A critical appraisal of the morphological criteria for diagnosing intestinal neuronal dysplasia type B.Mod Pathol 2017; 30(7):978-985MP

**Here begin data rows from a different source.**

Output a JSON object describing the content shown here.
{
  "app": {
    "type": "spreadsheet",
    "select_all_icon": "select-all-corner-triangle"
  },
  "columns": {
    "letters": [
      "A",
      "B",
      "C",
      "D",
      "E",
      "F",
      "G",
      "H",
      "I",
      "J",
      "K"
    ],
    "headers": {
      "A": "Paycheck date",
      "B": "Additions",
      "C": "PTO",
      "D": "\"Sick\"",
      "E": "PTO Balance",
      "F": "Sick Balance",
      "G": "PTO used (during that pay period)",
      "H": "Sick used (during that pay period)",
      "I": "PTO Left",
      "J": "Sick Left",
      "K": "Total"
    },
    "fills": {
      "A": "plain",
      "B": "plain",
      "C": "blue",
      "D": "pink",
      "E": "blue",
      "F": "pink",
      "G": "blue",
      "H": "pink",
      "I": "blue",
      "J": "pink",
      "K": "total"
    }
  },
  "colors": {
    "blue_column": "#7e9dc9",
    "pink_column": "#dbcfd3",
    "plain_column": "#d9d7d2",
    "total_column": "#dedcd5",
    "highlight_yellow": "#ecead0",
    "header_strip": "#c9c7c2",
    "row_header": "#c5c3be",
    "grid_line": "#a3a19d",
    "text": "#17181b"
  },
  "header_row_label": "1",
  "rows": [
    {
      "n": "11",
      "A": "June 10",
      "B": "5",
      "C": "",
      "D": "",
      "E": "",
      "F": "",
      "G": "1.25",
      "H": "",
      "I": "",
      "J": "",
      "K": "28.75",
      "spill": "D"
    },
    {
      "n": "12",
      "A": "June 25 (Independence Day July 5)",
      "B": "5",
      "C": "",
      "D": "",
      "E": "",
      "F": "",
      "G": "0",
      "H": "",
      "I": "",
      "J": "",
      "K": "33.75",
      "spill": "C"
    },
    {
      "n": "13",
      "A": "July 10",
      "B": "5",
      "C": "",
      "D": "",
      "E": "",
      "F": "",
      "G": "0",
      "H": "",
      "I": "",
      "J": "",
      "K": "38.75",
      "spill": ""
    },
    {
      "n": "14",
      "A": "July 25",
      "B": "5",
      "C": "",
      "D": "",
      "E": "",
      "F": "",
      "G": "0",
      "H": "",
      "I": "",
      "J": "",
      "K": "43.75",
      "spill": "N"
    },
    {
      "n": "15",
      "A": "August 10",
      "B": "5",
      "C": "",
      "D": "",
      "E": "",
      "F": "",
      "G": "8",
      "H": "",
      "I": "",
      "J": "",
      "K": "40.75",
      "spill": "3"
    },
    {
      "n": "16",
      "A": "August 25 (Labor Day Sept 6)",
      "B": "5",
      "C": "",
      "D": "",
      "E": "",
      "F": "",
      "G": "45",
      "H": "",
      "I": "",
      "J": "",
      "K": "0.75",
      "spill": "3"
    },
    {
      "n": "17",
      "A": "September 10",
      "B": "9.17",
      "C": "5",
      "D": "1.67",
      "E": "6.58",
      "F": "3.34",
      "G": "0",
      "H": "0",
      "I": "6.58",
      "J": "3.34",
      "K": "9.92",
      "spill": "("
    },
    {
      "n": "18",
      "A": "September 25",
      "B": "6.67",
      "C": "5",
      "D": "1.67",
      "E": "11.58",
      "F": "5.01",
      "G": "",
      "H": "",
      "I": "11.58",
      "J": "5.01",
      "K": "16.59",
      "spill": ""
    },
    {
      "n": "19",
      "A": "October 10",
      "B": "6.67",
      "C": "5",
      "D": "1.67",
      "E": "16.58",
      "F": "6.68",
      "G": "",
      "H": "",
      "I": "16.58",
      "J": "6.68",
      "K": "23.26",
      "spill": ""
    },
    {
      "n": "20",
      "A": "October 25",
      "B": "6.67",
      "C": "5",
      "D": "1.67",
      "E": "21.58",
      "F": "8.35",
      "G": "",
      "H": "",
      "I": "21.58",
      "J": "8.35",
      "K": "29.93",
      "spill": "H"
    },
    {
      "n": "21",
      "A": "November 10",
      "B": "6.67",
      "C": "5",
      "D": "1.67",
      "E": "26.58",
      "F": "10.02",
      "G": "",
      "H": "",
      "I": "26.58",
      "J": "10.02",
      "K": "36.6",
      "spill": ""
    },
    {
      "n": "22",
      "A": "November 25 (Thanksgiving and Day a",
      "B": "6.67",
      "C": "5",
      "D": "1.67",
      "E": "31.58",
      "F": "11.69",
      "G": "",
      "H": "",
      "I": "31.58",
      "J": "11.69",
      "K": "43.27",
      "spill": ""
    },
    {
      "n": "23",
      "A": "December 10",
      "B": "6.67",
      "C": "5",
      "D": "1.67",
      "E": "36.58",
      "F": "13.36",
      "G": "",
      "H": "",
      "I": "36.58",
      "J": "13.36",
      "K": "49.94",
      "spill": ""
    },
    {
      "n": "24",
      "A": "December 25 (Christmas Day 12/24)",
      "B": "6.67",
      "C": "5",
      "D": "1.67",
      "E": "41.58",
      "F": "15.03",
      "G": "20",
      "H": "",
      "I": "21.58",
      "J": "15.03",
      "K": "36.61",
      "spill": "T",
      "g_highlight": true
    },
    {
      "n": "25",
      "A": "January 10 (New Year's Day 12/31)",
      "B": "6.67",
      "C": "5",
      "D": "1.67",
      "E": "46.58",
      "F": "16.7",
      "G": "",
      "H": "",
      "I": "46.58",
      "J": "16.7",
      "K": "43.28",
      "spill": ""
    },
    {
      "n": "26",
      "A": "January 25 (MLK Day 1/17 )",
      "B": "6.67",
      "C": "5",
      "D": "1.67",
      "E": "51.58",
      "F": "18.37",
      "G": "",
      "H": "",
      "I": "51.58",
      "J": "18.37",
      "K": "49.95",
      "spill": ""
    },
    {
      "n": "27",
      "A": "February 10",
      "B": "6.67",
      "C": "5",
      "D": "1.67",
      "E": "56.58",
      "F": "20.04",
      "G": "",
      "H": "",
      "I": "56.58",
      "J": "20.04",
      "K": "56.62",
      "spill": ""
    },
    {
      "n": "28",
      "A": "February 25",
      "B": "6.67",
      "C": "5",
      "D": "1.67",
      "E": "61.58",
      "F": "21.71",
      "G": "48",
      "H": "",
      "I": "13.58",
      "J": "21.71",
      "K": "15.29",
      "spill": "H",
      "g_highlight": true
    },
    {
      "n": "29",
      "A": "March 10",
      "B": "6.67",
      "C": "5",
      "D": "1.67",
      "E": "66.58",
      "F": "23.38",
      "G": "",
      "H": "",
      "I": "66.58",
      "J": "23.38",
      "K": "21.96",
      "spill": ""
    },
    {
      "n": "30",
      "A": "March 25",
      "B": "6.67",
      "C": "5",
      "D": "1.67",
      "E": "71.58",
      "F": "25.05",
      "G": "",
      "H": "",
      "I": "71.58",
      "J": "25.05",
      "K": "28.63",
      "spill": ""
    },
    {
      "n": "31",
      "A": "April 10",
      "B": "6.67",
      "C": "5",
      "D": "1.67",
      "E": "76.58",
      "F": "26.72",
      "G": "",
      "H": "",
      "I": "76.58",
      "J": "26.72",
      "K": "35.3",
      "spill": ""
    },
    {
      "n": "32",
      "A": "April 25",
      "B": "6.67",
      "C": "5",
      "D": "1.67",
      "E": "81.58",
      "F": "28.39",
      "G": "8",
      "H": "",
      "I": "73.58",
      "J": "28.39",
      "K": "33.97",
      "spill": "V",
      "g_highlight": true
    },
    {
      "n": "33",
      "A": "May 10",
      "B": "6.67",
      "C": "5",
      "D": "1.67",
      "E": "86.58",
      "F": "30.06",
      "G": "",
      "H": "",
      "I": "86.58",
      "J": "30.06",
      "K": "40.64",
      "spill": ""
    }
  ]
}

Intestinal neuronal dysplasia type B is a controversial entity expressed by complex changes in the enteric nervous system. Diagnosis depends on rectal biopsy histopathology and diagnostic criteria, both qualitative and quantitative, have changed over time, hindering the diagnostic practice. We analyzed the morphological criteria for the histological diagnosis of intestinal neuronal dysplasia type B in a series of patients with intestinal neuronal dysplasia type B according to the 1990 Frankfurt Consensus criteria and verified the applicability of the numerical criteria proposed by Meier-Ruge et al in 2004 and 2006. Qualitative criteria adopted for the histological diagnosis of intestinal neuronal dysplasia type B included hyperplasia of the submucous plexus with hyperganglionosis and hypertrophy of the nerve trunks. Quantitative criteria considered more than 20% giant ganglia in the submucosa, with more than eight neurons each on 25 ganglia, and children aged over 1 year. Distal colon surgical specimens from 29 patients, aged 0-16 years, diagnosed with intestinal neuronal dysplasia type B were retrospectively analyzed using sections processed for conventional histology (H&E) and calretinin immunohistochemistry. Hyperplasia of the submucosal nerve plexi with hyperganglionosis and hypertrophy of the nerve trunks was observed in all cases. Ganglia with small, immature neurons were detected in the majority of cases. Quantitative analysis confirmed hyperganglionosis (mean number=10.7 neurons per ganglion) and hypertrophy of the nerve trunks (median=44.6 μm thickness). Neurons showed immunostaining for calretinin, but neuron counts in calretinin-stained sections were lower compared with H&E (P<0.01). No significant differences were verified between children aged under and over 1 year regarding hyperganglionosis (P=0.79), neuron counts (P=0.36), and immature ganglia (P=0.66). Only one patient met the numerical criteria proposed by Meier-Ruge et al in 2004 and 2006. In conclusion, the numerical criteria showed limited applicability when transposed to conventional histopathology. Children aged over 1 year presented very similar histological features of neuronal immaturity to younger children, questioning the need for an age criterion when diagnosing intestinal neuronal dysplasia type B.